The rock band of veterans refers to Five Finger Death Punch, a heavy metal band formed by former U.S. Army soldiers. The band members’ shared military background has heavily influenced their music and performance style. They have also been actively involved in supporting and raising awareness for veteran causes through their music. Other notable veteran bands include Godsmack and Disturbed, who have members with military experience.
Who was the Musician who went to war?
One example of a musician who went to war is Phil Labonte, the lead vocalist of All That Remains. He served as a rifleman in the United States Marine Corps before pursuing a music career. Other notable musicians who have gone to war include Fred Durst (Limp Bizkit) and David Gregor (Morta Skuld), both of whom served in the Navy and Army, respectively. Their military experiences have heavily influenced their music and artistry.
What singer was a soldier?
One example of a singer who was also a soldier is Dave Mustaine, the frontman of metal band Megadeth. Mustaine served in the United States Army before being discharged due to an injury. His military experience has been reflected in some of his lyrics and themes in Megadeth’s music. Other notable singers who were also soldiers include Adam Darski (Behemoth) and Corey Taylor (Slipknot, Stone Sour). Each of these musicians’ military backgrounds has played a significant role in shaping their artistic expression.
What artist fought in ww2?
There were many artists who fought in World War II, but one notable example is Johnny Cash. He served in the United States Air Force and was stationed in Germany during his time in the military. Other famous musicians who also served in WWII include Frank Sinatra, Tony Bennett, and Jimi Hendrix (although he was not actively involved in combat). These experiences greatly influenced their music and careers.
Useful Video: 10 Awesome Metal Bands From Surprising Countries

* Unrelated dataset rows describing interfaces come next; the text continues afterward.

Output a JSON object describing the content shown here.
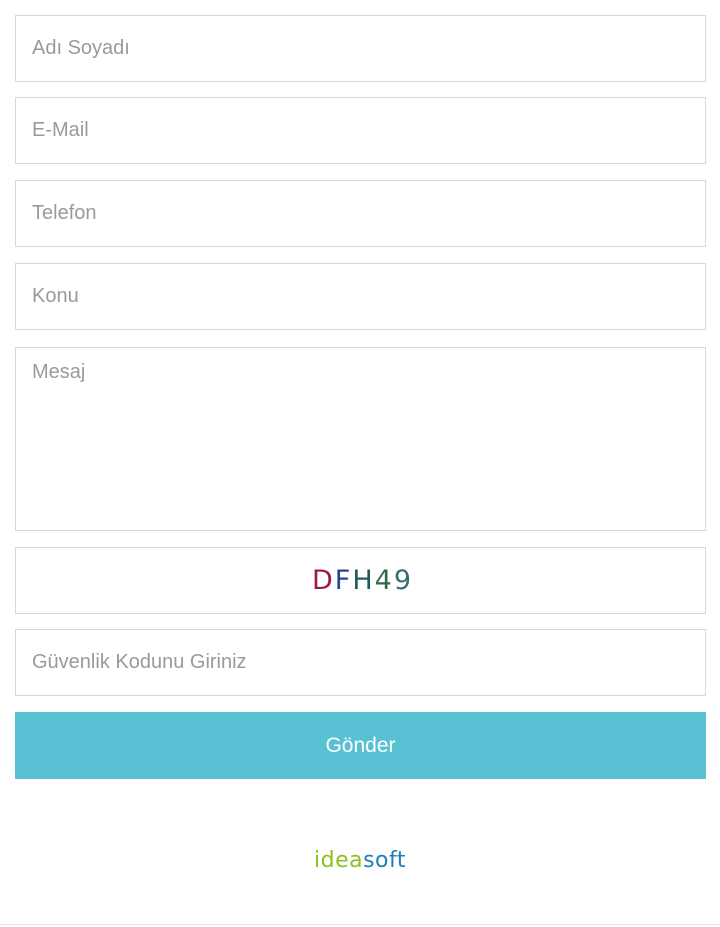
{
  "form": {
    "name": {
      "placeholder": "Adı Soyadı",
      "value": ""
    },
    "email": {
      "placeholder": "E-Mail",
      "value": ""
    },
    "phone": {
      "placeholder": "Telefon",
      "value": ""
    },
    "subject": {
      "placeholder": "Konu",
      "value": ""
    },
    "message": {
      "placeholder": "Mesaj",
      "value": ""
    },
    "captcha": {
      "chars": [
        {
          "char": "D",
          "color": "#9c1b3e"
        },
        {
          "char": "F",
          "color": "#28458e"
        },
        {
          "char": "H",
          "color": "#1f5a5e"
        },
        {
          "char": "4",
          "color": "#2e6a52"
        },
        {
          "char": "9",
          "color": "#3b6d74"
        }
      ]
    },
    "security_code": {
      "placeholder": "Güvenlik Kodunu Giriniz",
      "value": ""
    },
    "submit_label": "Gönder",
    "submit_color": "#58c2d4"
  },
  "footer": {
    "brand_part1": "idea",
    "brand_part1_color": "#8bc21e",
    "brand_part2": "soft",
    "brand_part2_color": "#1f7fb4"
  }
}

The music industry is home to many talented individuals who have served in the military. From Fred Durst’s rebellious spirit shaped by his time in the Navy, to David Gregor’s experiences in the Army influencing Morta Skuld’s sound, these musicians have used their unique backgrounds and perspectives to create powerful and impactful art. These metal musicians who served in the military are a testament to the transformative power of personal experiences and how they can shape creative expression. So the next time you attend a metal concert or listen to your favorite band, remember that behind the music lies stories of bravery, sacrifice, and resilience. Their journey from soldier to musician is truly inspiring and deserves recognition alongside their musical achievements. And who knows, perhaps there are even more talented individuals with military backgrounds waiting to make their mark in the music world. We can only wait and see what powerful art they will create. Till then, salute to all those who have served our country and continue to inspire us through their music. The metal community would not be the same without them.